The impact of substantially higher retail prices has apparently permeated further into consumers’ travel behavior in recent months. The result has been a second-quarter decline in gasoline deliveries. ("Deliveries" is a measure of demand). Specifically, gasoline deliveries fell 0.4 percent for the second quarter compared with a year ago, contrasting with an increase for the first quarter of 0.5 percent. With flat-to-declining deliveries for distillate fuel oil and residual fuel oil, along with an only-modest rise for jet fuel, total petroleum deliveries for the second quarter shrank from year-ago levels by 1.3 percent.
Meanwhile, refiners successfully ramped up production of ultra-low sulfur diesel (ULSD) in June as the Environmental Protection Agency's requirement for refiners and importers kicked in. Beginning June 1, refiners and importers are to produce or import 80 percent of their on-highway diesel at just 15 parts per million of sulfur content. Production of this new, cleaner fuel surged to a daily average of nearly 1.9 million barrels for the month. Successful production at refineries of ULSD, or "clean diesel," is just the beginning of the transition, and government regulations specify that ULSD is to be available at retail by October 15. With the final refinery affected by last year's hurricanes finally returning to more normal operations, gasoline production in June reached an all-time record of nearly 9.2 million barrels per day.
Total imports of crude and products were up 1.9 percent for the first half compared with a year ago, mainly because of a surge in product imports. They averaged 3.52 million barrels per day for the period, up more than 12 percent from a year earlier and second only to those of last year's second half when domestic refining capacity had been hobbled by the impact of hurricanes Katrina and Rita. First-half imports of gasoline reached a new high at 1.26 million barrels per day, 18.8 percent higher than for January-June 2005 and 10.4 percent higher than the last half of 2005.
For the first half of 2006, U.S. crude oil production averaged 5.1 million barrels per day, down 5.6 percent from the first half of 2005, but up 9.2 percent from the last half of 2005 when hurricanes Katrina and Rita had knocked significant amounts of offshore production offline. Although significant restoration of offshore production capacity continues, June's production in the lower 48 was still down 5.5 percent from a year ago. Alaskan production also declined, by 1.1 percent, as technical issues hampered production.

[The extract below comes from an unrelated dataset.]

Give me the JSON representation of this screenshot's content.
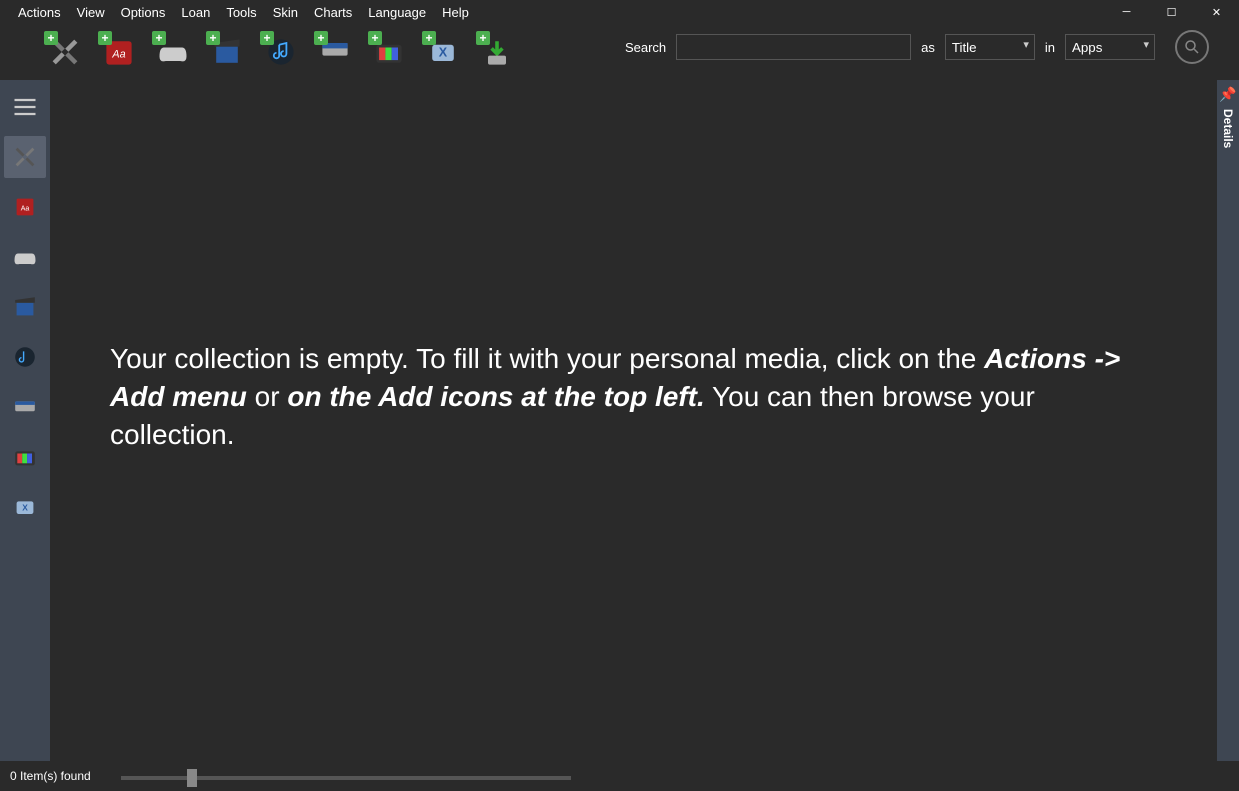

Crude oil inventories ended the second half at 340 million barrels, 10 percent above the five-year average for June. Though gasoline inventories, at 210 million barrels, were about 2 percent below the historical five-year average, other major products were more amply situated. Distillate inventories, rising seasonally, ended June more than 10 percent above the historical average, while kerosine jet and resid inventories exceeded their five-year June averages as well.